What is Meow Mix Allergy?
Many brands of cat food, including Meow Mix, have become a common allergen for felines. Food allergies are the second most common reason for allergic dermatitis in cats. The allergen contained in the food is usually found to be a protein such as milk, soy, wheat, corn, eggs, chicken, or beef. Meow Mix has a large variety of ingredients in their cat food, making it difficult to pinpoint what the allergen might be. Many pet owners make the mistake of not reading the ingredients on the pet food bag, assuming the flavor on the front of the bag is the main ingredient. However, this is not true. A cat food may be called chicken flavored which does not mean it actually has only chicken in it.
In fact, the only chicken you may see in the ingredients list is chicken by-products, which include ground up feathers, beak, feet, and claws. If your pet is developing a sensitivity to the Meow Mix brand, it may be necessary to switch your cat to another brand of cat food. This will mean reading the ingredients label to find one that only has novel proteins. However, it is best that you see a veterinary professional first to be sure that there is no underlying illness causing the symptoms your pet is experiencing.
Meow Mix allergies are common in cats. This cat food, and others like it, have been available to consumers for a long time and are quite popular. The formula for Meow Mix does not include novel proteins. Cats may become allergic to foods that they have been eating for a long period of time because their immune system is building up a resistance to the protein type being used. It is not completely understood how or why this process happens, but when the body thinks it is being attacked (by the protein), it will release histamines that cause vomiting, itchiness, and a rash among other discomforts.
Symptoms of Meow Mix Allergy in Cats
While scratching is common in all cats, if your pet is scratching more than usual and does not have fleas, it could be a Meow Mix allergy. Besides being itchy, there are other common signs such as:
- Dry flaky skin
- Red ears
- Bald spots from chewing on skin in those areas
- Skin rash or fluid filled bumps
- Severe scratching at ears, face, and neck that may cause skin damage
There are four types of allergies in cats, which include:
- Type I is a hypersensitive reaction that happens immediately after eating; it is a response from the immune system that affects the skin and digestive system and can be dangerous if it causes swelling of the throat, but that is extremely rare

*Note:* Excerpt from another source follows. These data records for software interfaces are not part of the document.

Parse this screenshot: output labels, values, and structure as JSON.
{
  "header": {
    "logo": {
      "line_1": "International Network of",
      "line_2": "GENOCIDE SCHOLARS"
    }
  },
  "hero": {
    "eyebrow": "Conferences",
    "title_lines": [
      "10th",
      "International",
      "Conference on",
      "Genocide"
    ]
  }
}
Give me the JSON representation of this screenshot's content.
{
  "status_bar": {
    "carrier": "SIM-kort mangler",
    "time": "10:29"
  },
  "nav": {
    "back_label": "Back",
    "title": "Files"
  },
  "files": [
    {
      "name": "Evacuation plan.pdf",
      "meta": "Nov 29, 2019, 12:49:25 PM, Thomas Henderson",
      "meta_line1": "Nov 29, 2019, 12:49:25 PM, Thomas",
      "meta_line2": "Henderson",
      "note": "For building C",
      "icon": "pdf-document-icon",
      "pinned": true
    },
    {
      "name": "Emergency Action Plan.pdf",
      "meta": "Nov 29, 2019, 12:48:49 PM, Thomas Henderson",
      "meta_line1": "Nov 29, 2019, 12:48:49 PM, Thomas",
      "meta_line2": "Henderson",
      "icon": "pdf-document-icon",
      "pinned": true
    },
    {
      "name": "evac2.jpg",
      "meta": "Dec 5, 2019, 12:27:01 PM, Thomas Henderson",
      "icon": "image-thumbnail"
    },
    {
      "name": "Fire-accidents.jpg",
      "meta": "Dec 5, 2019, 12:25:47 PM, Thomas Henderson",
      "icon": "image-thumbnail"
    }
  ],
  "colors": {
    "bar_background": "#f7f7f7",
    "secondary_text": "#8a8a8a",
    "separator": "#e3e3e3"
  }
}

- Type II is an autoimmune reaction where the body attacks its own tissues; this usually occurs in reaction to a vaccine or transfusion, but not in any kind of food allergy
- Type III is a delayed reaction to an allergen that does not occur until about 10-12 hours after exposure; this is a rare condition in cats that is usually caused by lupus or rheumatoid arthritis
- Type IV is a delayed reaction that does not show up until at least 24 hours after exposure; this is believed to be a hereditary issue
Causes of Meow Mix Allergy in Cats
An allergy in cats due to consuming Meow Mix food usually does not happen until your pet has been eating the same food for several months or years because the immune system has to build up antibodies (IgE) to attack the offending food. There are many ingredients in cat foods that can cause this reaction such as:
Diagnosis of Meow Mix Allergy in Cats
A complete physical examination will be done and your veterinarian will need to know your cat’s medical history. Be sure to mention if you have given your pet any medication because that can affect the diagnosis and the treatment as well. A skin sample biopsy and blood tests will be performed to exclude other causes for the symptoms.
Treatment of Meow Mix Allergy in Cats
Treating Meow Mix allergy includes treating the skin irritation, intestinal upset, and calming the immune system. You will also have to put your cat on a special diet to perform a food elimination trial to find the right food for your pet.
The veterinarian will probably give your cat intravenous (IV) fluids first, to prevent dehydration due to diarrhea and vomiting, if needed. In addition, a topical steroid cream or ointment will be used for itching and inflammation. Antihistamines such as Benadryl will also be given to calm the immune system.
Food Elimination Trial
The veterinarian will probably suggest a food with a novel protein such as duck, veal, or venison. Another option may be a hypoallergenic food because this food is formulated so that the protein becomes too small to alert the immune system.
Recovery of Meow Mix Allergy in Cats
You will need to keep your cat on one certain food for at least two months to get a good idea whether or not it is not going to cause a reaction. It is best to start the trial after your cat’s rash has gone away so you will be able to tell whether the new food is going to be okay. Maintain communication with your veterinarian throughout the process. If your feline is not showing improvement, another consultation should be scheduled.